Editions, Revisions, and Design Goals in the 2024 D&D Rules Release

148008I’ve been watching some of the emergent coverage and subsequent reaction to the news filtering out of the D&D summit going on right now (for those of you in the future, that the week of 4/3/2024). I’ve got a few thoughts emerging based mainly on the reaction to the news and the reiterated statemetns by WotC that the 2024 rules are neither meant to be a “5.5” or a “6th edition” of Dungeons & Dragons.

Ghosts of Marketing Past

WotC intentionally named one game release as a “.5,” but there is not universally accepted standard for what IS a .5 edition of a game. In fact, from a marketing standpoint, it was actually a pretty weird thing for them to do.

Declaring it “3.5” probably contributed to the panic about compatibility, because it wasn’t just saying “we revised the same rules,” but tried to communicate that “it’s compatible, but only to a point.”

My point being, there is no naming convention that is going to easily summarize how much a revised ruleset is going to differ from a previous ruleset. There isn’t a published standard where “we’ve changed 35% of the rules-related text, so we’re required to call it a new edition.”

The best way to gauge this is also the hard way. Compare the stated goals of the design to the rules that are presented. When there is a stated design goal, it aids in the playtest process to be able to not only state preference but to measure design principle adherence.

The Archdevil is in the Details

That means sometimes you need to ask questions rather than hope a shorthand is going to communicate everything you need to know.

  • Are spells meant to work, and are they meant to work with or without conversion?
  • Are monsters meant to work, and are they meant to work with or without conversion?
  • Are subclasses meant to work, and are they meant to work with or without conversion?
  • Can you use a class, subclass, spell, or monster from the 2014 rules next to the 2024 rules without conversion, and not have places where the rules disconnect? Are the meta-assumptions too big to avoid touching “legacy” content?
  • When you convert adventures, is the biggest conversion the fact that a defined noun now has a different definition, but the overall structure of the adventure still works?
  • Is adventure design going to introduce new standardized elements that will stand in sharp contrast to adventures that were written before that standardized element?

For that last one, the best thing I can use by way of explanation is an example. Most D&D 5e adventures now don’t assume you are using XP, which means that when to do things expected by the adventure, you’ll be the “right level.”
That means you won’t be doing the CRPG tactic of “I’m going to do all of the sidequests I can find so that I’m over-leveled for the boss fight.”

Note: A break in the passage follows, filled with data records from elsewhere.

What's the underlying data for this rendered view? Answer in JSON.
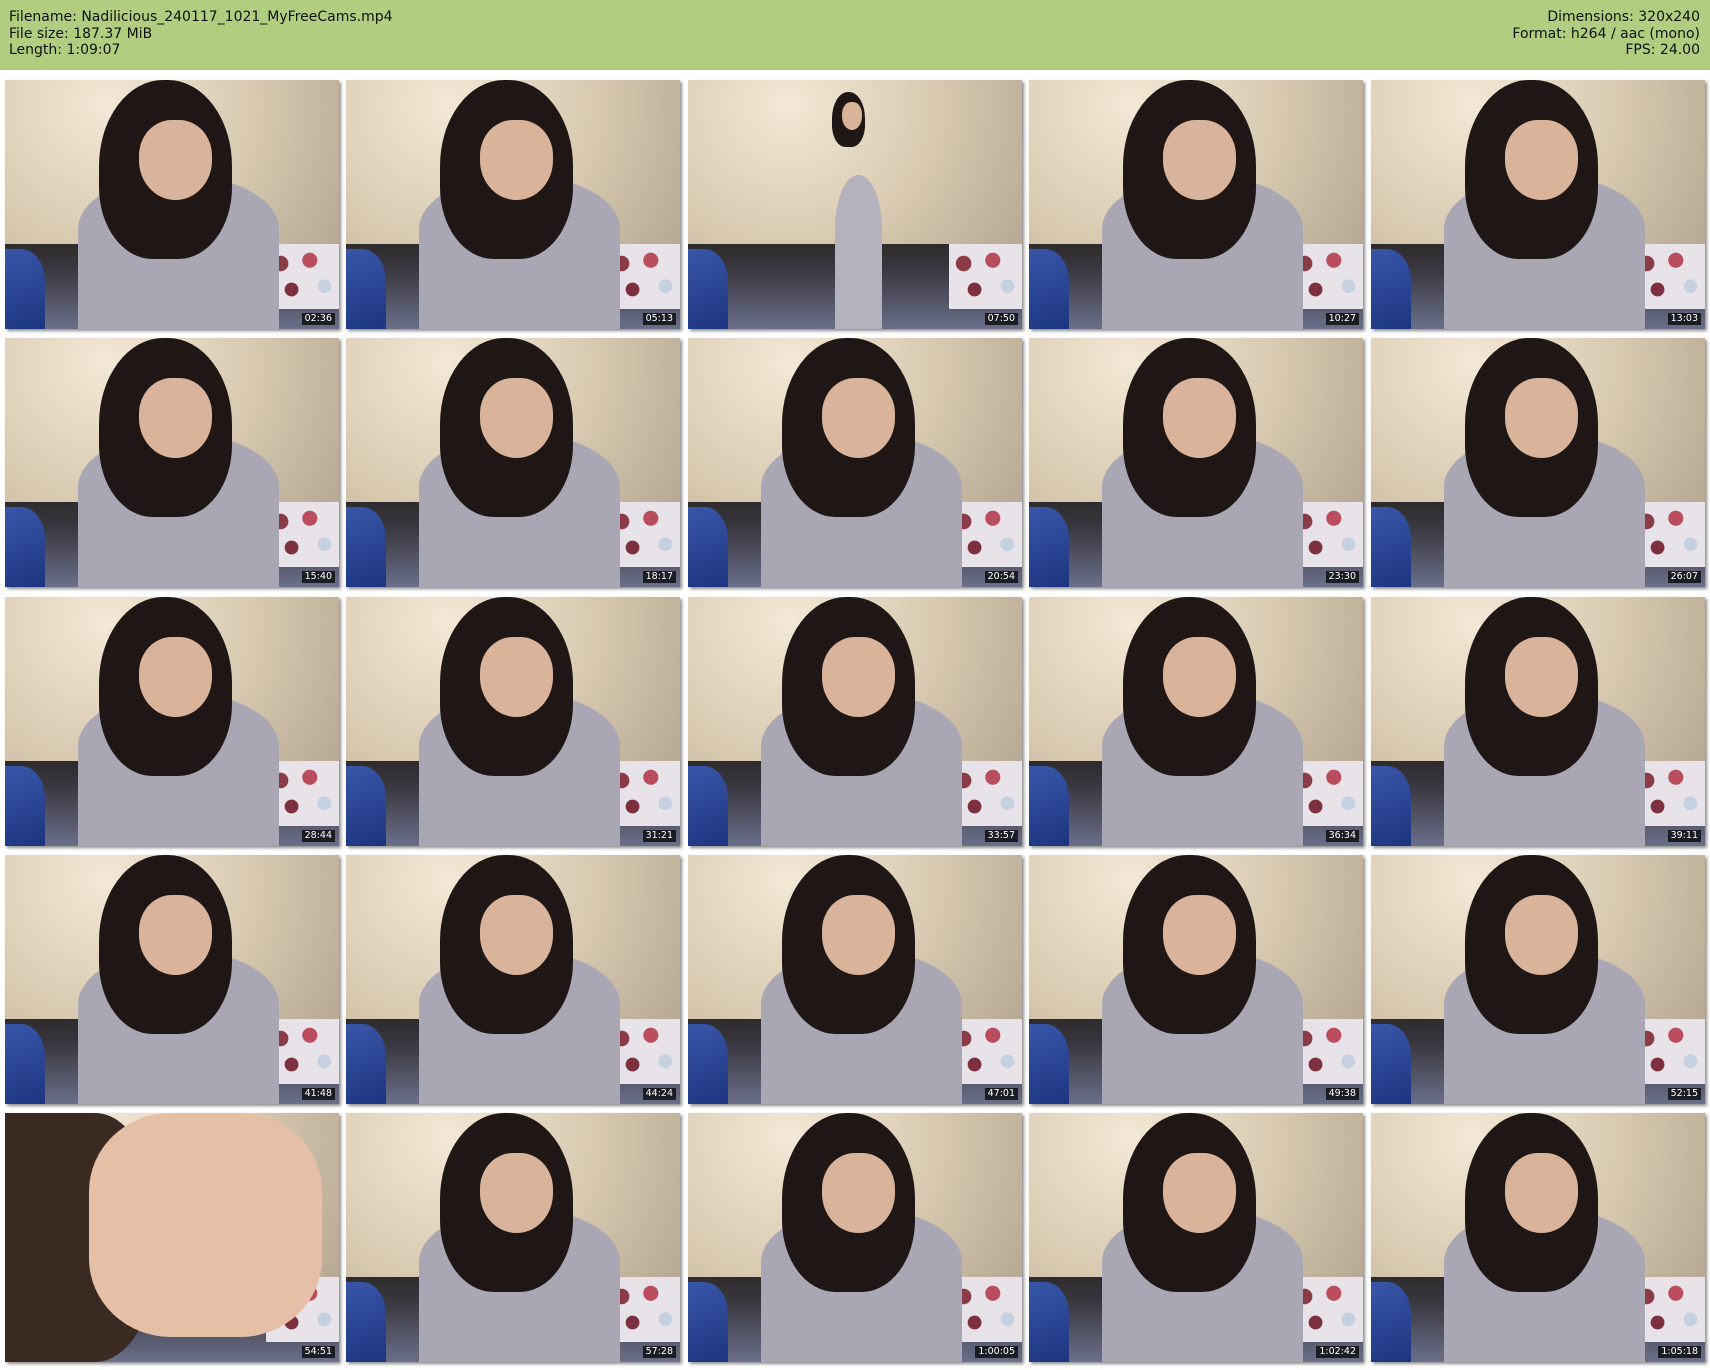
{
  "header": {
    "background_color": "#b1cd80",
    "left": [
      {
        "label": "Filename:",
        "value": "Nadilicious_240117_1021_MyFreeCams.mp4"
      },
      {
        "label": "File size:",
        "value": "187.37 MiB"
      },
      {
        "label": "Length:",
        "value": "1:09:07"
      }
    ],
    "right": [
      {
        "label": "Dimensions:",
        "value": "320x240"
      },
      {
        "label": "Format:",
        "value": "h264 / aac (mono)"
      },
      {
        "label": "FPS:",
        "value": "24.00"
      }
    ]
  },
  "thumbnails": [
    {
      "timestamp": "02:36",
      "pose": "normal"
    },
    {
      "timestamp": "05:13",
      "pose": "normal"
    },
    {
      "timestamp": "07:50",
      "pose": "far"
    },
    {
      "timestamp": "10:27",
      "pose": "normal"
    },
    {
      "timestamp": "13:03",
      "pose": "normal"
    },
    {
      "timestamp": "15:40",
      "pose": "normal"
    },
    {
      "timestamp": "18:17",
      "pose": "normal"
    },
    {
      "timestamp": "20:54",
      "pose": "normal"
    },
    {
      "timestamp": "23:30",
      "pose": "normal"
    },
    {
      "timestamp": "26:07",
      "pose": "normal"
    },
    {
      "timestamp": "28:44",
      "pose": "normal"
    },
    {
      "timestamp": "31:21",
      "pose": "normal"
    },
    {
      "timestamp": "33:57",
      "pose": "normal"
    },
    {
      "timestamp": "36:34",
      "pose": "normal"
    },
    {
      "timestamp": "39:11",
      "pose": "normal"
    },
    {
      "timestamp": "41:48",
      "pose": "normal"
    },
    {
      "timestamp": "44:24",
      "pose": "normal"
    },
    {
      "timestamp": "47:01",
      "pose": "normal"
    },
    {
      "timestamp": "49:38",
      "pose": "normal"
    },
    {
      "timestamp": "52:15",
      "pose": "normal"
    },
    {
      "timestamp": "54:51",
      "pose": "close"
    },
    {
      "timestamp": "57:28",
      "pose": "normal"
    },
    {
      "timestamp": "1:00:05",
      "pose": "normal"
    },
    {
      "timestamp": "1:02:42",
      "pose": "normal"
    },
    {
      "timestamp": "1:05:18",
      "pose": "normal"
    }
  ]
}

If the new edition is going to have different assumptions about XP, that might affect adventures more than it would seem on the surface.

Another example is that AL adventures have a different assumption than the core adventures, in that they present a level range and average party level. Is something like that going to be standard, because again, that would affect existing adventures.

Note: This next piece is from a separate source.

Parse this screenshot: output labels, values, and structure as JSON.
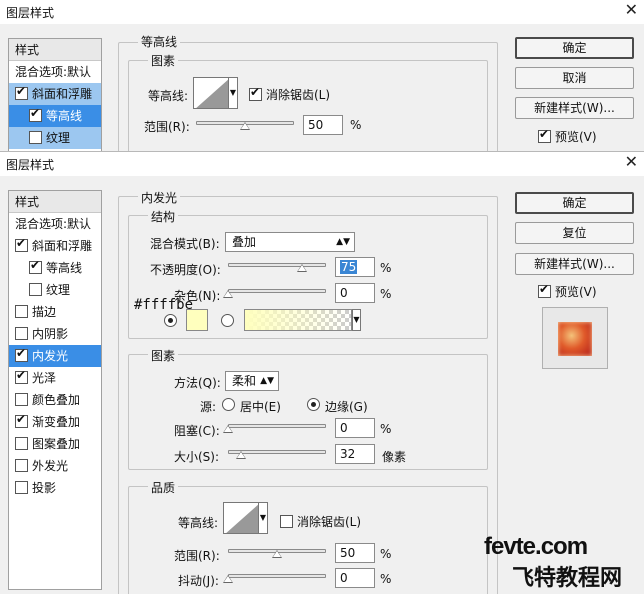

Why Ask Why?

Anyway, this is a long, long digression that basically filters down to the fact that no naming convention to the release of a rule is going to satisfactorily answer questions, and one naming convention used once has kind of deformed our expectations revisions and editions.

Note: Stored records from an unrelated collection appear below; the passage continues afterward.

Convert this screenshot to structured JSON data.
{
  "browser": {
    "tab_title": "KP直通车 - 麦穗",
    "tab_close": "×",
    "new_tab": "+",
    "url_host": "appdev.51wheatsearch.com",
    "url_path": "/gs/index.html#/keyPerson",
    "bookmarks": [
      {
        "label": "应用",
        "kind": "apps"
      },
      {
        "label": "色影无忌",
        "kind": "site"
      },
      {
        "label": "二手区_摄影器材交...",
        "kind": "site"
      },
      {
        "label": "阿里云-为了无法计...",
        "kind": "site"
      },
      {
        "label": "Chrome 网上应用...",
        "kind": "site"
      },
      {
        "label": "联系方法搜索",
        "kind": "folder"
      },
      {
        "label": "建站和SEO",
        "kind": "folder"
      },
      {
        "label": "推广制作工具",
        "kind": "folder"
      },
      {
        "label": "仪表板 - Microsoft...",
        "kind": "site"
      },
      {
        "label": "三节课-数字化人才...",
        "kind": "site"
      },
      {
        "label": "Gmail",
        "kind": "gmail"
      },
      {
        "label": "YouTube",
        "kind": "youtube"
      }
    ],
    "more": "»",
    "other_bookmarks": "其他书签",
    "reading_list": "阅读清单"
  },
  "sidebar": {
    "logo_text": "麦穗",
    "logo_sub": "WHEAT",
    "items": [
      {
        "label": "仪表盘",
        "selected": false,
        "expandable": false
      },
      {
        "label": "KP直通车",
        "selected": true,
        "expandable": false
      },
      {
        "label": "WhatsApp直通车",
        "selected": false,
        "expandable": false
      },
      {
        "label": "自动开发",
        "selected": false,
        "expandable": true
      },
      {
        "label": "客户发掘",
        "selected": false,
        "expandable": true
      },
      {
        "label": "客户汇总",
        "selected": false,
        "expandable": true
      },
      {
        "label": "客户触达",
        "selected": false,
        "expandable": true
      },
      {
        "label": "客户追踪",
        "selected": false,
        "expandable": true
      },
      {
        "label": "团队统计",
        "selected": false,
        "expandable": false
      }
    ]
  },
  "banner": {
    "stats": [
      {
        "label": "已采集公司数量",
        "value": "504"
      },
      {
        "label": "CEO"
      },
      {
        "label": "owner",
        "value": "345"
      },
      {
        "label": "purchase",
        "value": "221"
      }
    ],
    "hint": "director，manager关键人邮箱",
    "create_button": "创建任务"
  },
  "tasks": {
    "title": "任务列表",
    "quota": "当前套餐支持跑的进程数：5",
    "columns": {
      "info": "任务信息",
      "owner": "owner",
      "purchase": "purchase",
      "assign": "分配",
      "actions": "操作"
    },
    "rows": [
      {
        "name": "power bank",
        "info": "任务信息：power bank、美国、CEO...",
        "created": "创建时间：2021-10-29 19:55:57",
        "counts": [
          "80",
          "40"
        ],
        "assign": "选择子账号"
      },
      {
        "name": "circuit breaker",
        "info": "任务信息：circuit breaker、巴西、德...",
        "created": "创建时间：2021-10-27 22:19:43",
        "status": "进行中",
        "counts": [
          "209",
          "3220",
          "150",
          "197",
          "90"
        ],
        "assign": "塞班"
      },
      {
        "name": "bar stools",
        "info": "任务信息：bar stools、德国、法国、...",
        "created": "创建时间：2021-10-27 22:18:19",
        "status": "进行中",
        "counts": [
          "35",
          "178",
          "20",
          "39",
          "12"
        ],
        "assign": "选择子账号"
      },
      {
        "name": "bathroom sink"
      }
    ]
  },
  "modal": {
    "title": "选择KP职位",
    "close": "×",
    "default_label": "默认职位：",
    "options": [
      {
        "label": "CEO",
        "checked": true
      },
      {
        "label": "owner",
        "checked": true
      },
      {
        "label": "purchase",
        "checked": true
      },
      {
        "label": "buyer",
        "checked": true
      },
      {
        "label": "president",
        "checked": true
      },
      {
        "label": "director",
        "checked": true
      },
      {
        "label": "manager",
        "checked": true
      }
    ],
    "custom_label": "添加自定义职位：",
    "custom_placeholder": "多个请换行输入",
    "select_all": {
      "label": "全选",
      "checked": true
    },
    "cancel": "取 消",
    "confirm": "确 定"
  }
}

I also think it IS important to know if a company considers something a new edition or not, IF you can get them to put that consideration into context (i.e. compatibility, degree of design adherence to the previous edition).

Emergent Questions

One thing I didn’t know that I wanted someone at the summit to ask until I started seeing how people are receiving information is “how much are you willing to change in the playtest based on feedback” and “do you have somethings you have decided are “done deals” in the redesign.

People seem to be leaning heavily toward assuming that the changes set, and there might be some tweaks, but the course is set, and that may be the case, but is anyone willing to say, for example, that they absolutely won’t be reversing standardized subclasses, just as an example.

Now I’m going to go back to randomly speculating based on information that hasn’t been thoroughly summarized.